God has placed American Christians in America. He understands democracy and the great freedoms it gives. He also understands the human heart. When people reject His commands and His offer of salvation, believers should not react in hate and anger. People who reject the tenets of Scripture are not rejecting Christians or our sensibilities (so we need to get over ourselves): they are rejecting God.
Of course, the demand by the proponents of same-sex marriage who say I must state their cause is just and right are just as unfortunately wrong. I am not called to approve actions because of social pressure; I am called to be obedient to the Lord. Just as in first century Rome when the Church was in its infancy, Christians were not persecuted because they believed in Jesus Christ or Yahweh-God. Christians were persecuted because they refused political correctness and would not call Caesar “Lord!” Our obedience to Christ will always make us incredibly unpopular.
For far too long Christians have allowed Satan to get them off task by focusing too much on what those who are outside of a relationship with Christ are doing. Should sin be identified? Yes it should. But the identification of “sin” should be motivated by the same love a mother has for the child who gets too close to a hot oven: the warning is clear, it’s strong and its concern is for the safety of the child. It’s because the mother loves her child.
If we speak out against the sin in this world, let us make sure it’s because we love people like Jesus does.

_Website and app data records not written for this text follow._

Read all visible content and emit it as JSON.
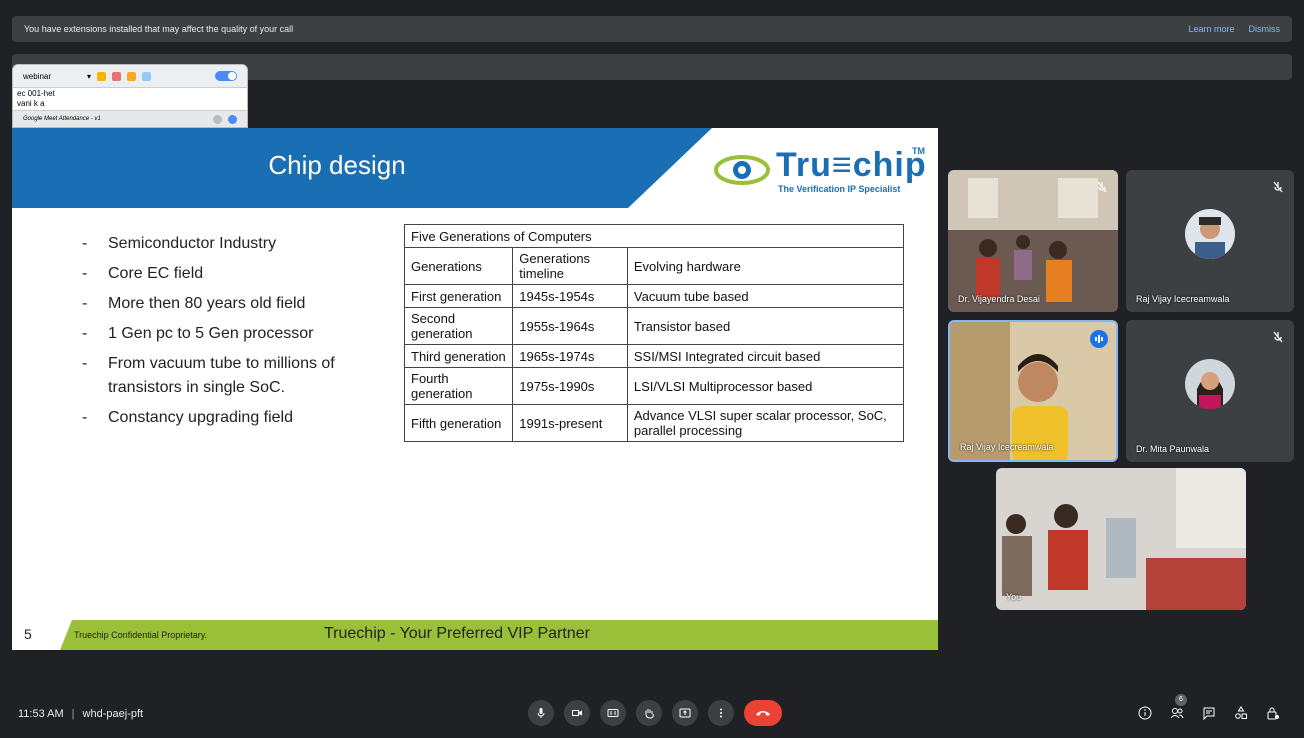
{
  "banner": {
    "message": "You have extensions installed that may affect the quality of your call",
    "learn_more": "Learn more",
    "dismiss": "Dismiss"
  },
  "extension": {
    "dropdown_value": "webinar",
    "list_items": [
      "ec 001-het",
      "vani k a"
    ],
    "footer": "Google Meet Attendance - v1"
  },
  "slide": {
    "title": "Chip design",
    "logo_word": "Tru≡chip",
    "logo_tm": "TM",
    "logo_tagline": "The Verification IP Specialist",
    "bullets": [
      "Semiconductor Industry",
      "Core EC field",
      "More then 80 years old field",
      "1 Gen pc to 5 Gen processor",
      "From vacuum tube to millions of transistors in single SoC.",
      "Constancy upgrading field"
    ],
    "table": {
      "caption": "Five Generations of Computers",
      "headers": [
        "Generations",
        "Generations timeline",
        "Evolving hardware"
      ],
      "rows": [
        [
          "First generation",
          "1945s-1954s",
          "Vacuum tube based"
        ],
        [
          "Second generation",
          "1955s-1964s",
          "Transistor based"
        ],
        [
          "Third generation",
          "1965s-1974s",
          "SSI/MSI Integrated circuit based"
        ],
        [
          "Fourth generation",
          "1975s-1990s",
          "LSI/VLSI Multiprocessor based"
        ],
        [
          "Fifth generation",
          "1991s-present",
          "Advance VLSI super scalar processor, SoC, parallel processing"
        ]
      ]
    },
    "page_number": "5",
    "confidential": "Truechip Confidential Proprietary.",
    "slogan": "Truechip - Your Preferred VIP Partner"
  },
  "participants": [
    {
      "name": "Dr. Vijayendra Desai",
      "muted": true
    },
    {
      "name": "Raj Vijay Icecreamwala",
      "muted": true
    },
    {
      "name": "Raj Vijay Icecreamwala",
      "speaking": true
    },
    {
      "name": "Dr. Mita Paunwala",
      "muted": true
    },
    {
      "name": "You"
    }
  ],
  "meeting": {
    "time": "11:53 AM",
    "code": "whd-paej-pft",
    "participant_count": "6"
  },
  "colors": {
    "background": "#202124",
    "end_call": "#ea4335",
    "slide_header": "#1a6fb4",
    "slide_footer": "#9ac03a",
    "active_speaker": "#1a73e8"
  }
}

Our responsibilities are the same as they have always been: to love others.
This isn’t convenient.
It’s love and obedience.